The amount of ECT used on John Nash was considered standard treatment for most Bipolar and Schizophrenic patients of the time, especially those with paranoid delusions. Though these treatments are still used today, the ethics behind them have frequently been questioned, as has their effectiveness as a management tool, rather than an actual treatment. It is only John Nash’s incredible mind that allowed him to remain as intelligent as he was after the treatments–most at the time were left as zombies, unable to have any cognitive brain function at all.
The heavy doses of psychiatric medication prescribed to John Nash was also very typical of the time period. Again, the medication was never mentioned by name, but was probably a combination of Lithium and any number of medications known as “typical antipsychotics”, such as Haldol. His sedation was very apparent when he was on these medications, and this is a very accurate depiction of the side effects of both the medications and the ECT treatment itself.
The impact John Nash’s psychiatric disorder had on his family members, and even his peers, was very apparent throughout the depiction of Nash’s psychiatric break, and subsequent “rise from the ashes”. The social consequences spanned from his work to his home life.
There was a scene in the film where John Nash was supposed to be watching his child in the bathtub. This was after he went off of his psychiatric medication. He experienced a delusion of his seemingly government handler, and became distracted. His wife came just in time to rescue the baby from drowning. This directly led to one of his sessions in a mental institution. Not only did this almost result in the death of his child, it almost completely destroyed his marriage as well.
John Nash also had a psychotic breakdown while on the campus of Princeton University, after he requested use of their library. He was granted permission, and at first was treated with apprehension, before gradually assimilating, and tutoring graduate students for free. Unfortunately, one day Charles decided to show up while he was on the campus, after he spent so much time rebuilding his reputation–and John Nash was again discredited.
Eventually, John Nash had a conversation with Charles in the movie. It was depicted that he simply used his logic to determine that Charles’ niece had never aged in the amount of time he had known her. This led him to telling Charles he knew for sure that he was not real, and that he would no longer be acknowledging either of them as real people.
Overall, “A Beautiful Mind” shows a very heartwarming and accurate story of the life of John Nash, and the adversity he had to face his entire life dealing with schizophrenia. Throughout all of his ECT treatments, medications, and doctors, John Nash was able to beat his disease using his aptly termed “beautiful mind”, calling modern psychiatric into question. Do all patients need the same treatment, or should patients be treated more individually? John Nash’s mind was almost destroyed by something meant to preserve.
John Nash should make every psychiatrist reevaluate any patient recommended for ECT treatments–and all of the pros and cons closely scrutinized–before risking a treatment that is truly irreversible.

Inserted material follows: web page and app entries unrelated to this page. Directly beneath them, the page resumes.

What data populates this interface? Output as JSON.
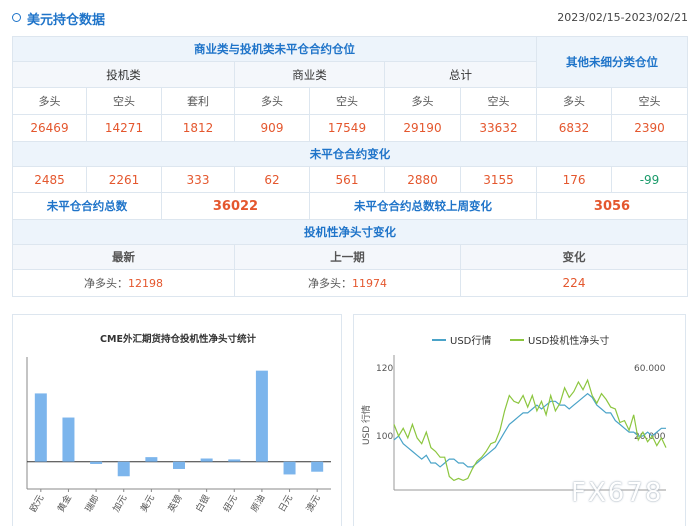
{
  "header": {
    "title": "美元持仓数据",
    "date_range": "2023/02/15-2023/02/21"
  },
  "table": {
    "group_title": "商业类与投机类未平仓合约仓位",
    "other_title": "其他未细分类仓位",
    "spec_label": "投机类",
    "comm_label": "商业类",
    "total_label": "总计",
    "col_labels": [
      "多头",
      "空头",
      "套利",
      "多头",
      "空头",
      "多头",
      "空头",
      "多头",
      "空头"
    ],
    "values": [
      "26469",
      "14271",
      "1812",
      "909",
      "17549",
      "29190",
      "33632",
      "6832",
      "2390"
    ],
    "change_title": "未平仓合约变化",
    "changes": [
      "2485",
      "2261",
      "333",
      "62",
      "561",
      "2880",
      "3155",
      "176",
      "-99"
    ],
    "oi_total_label": "未平仓合约总数",
    "oi_total_value": "36022",
    "oi_change_label": "未平仓合约总数较上周变化",
    "oi_change_value": "3056",
    "net_title": "投机性净头寸变化",
    "net_headers": [
      "最新",
      "上一期",
      "变化"
    ],
    "net_latest_label": "净多头：",
    "net_latest_value": "12198",
    "net_prev_label": "净多头：",
    "net_prev_value": "11974",
    "net_change": "224"
  },
  "colors": {
    "accent": "#1f74c9",
    "number": "#e4572e",
    "negative": "#1a9a6a",
    "bar": "#7cb5ec",
    "usd_line": "#4aa3c8",
    "spec_line": "#8cc63f"
  },
  "chart_data": [
    {
      "type": "bar",
      "title": "CME外汇期货持仓投机性净头寸统计",
      "categories": [
        "欧元",
        "黄金",
        "瑞郎",
        "加元",
        "美元",
        "英镑",
        "白银",
        "纽元",
        "原油",
        "日元",
        "澳元"
      ],
      "values": [
        150000,
        97000,
        -5000,
        -32000,
        10000,
        -16000,
        7000,
        5000,
        200000,
        -28000,
        -22000
      ],
      "ylim": [
        -60000,
        230000
      ]
    },
    {
      "type": "line",
      "legend_position": "top",
      "series": [
        {
          "name": "USD行情",
          "axis": "left",
          "values": [
            103,
            104,
            102,
            101,
            100,
            99,
            98,
            99,
            97,
            97,
            96,
            97,
            98,
            98,
            97,
            97,
            96,
            96,
            97,
            98,
            99,
            100,
            101,
            103,
            105,
            107,
            108,
            109,
            110,
            110,
            111,
            112,
            111,
            112,
            113,
            113,
            112,
            112,
            111,
            112,
            113,
            114,
            115,
            114,
            112,
            111,
            110,
            110,
            108,
            107,
            106,
            105,
            105,
            104,
            104,
            105,
            104,
            105,
            106,
            106
          ]
        },
        {
          "name": "USD投机性净头寸",
          "axis": "right",
          "values": [
            29000,
            23000,
            27000,
            22000,
            29000,
            22000,
            19000,
            25000,
            17000,
            15000,
            12000,
            12000,
            2000,
            0,
            1000,
            0,
            1000,
            6000,
            10000,
            12000,
            15000,
            19000,
            20000,
            26000,
            36000,
            44000,
            41000,
            40000,
            44000,
            38000,
            44000,
            36000,
            41000,
            34000,
            44000,
            36000,
            40000,
            48000,
            43000,
            46000,
            51000,
            47000,
            52000,
            44000,
            40000,
            45000,
            42000,
            38000,
            37000,
            30000,
            31000,
            26000,
            34000,
            21000,
            25000,
            20000,
            23000,
            18000,
            22000,
            17000
          ]
        }
      ],
      "y_left": {
        "label": "USD 行情",
        "ticks": [
          100,
          120
        ],
        "range": [
          90,
          125
        ]
      },
      "y_right": {
        "ticks": [
          "20.000",
          "60.000"
        ],
        "range": [
          -5000,
          65000
        ]
      },
      "grid": false
    }
  ],
  "watermark": "FX678"
}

Butcher, James. “Abnormal Psychology”. 14th ed. 2012.
“DSM-IV Criteria for Schizophrenia :: DNA Learning Center.” DNALC Blogs. N.p., n.d. Web. 20 Apr. 2013. <http://www.dnalc.org/view/899-DSM-IV-Criteria-for- Schizophrenia.html>.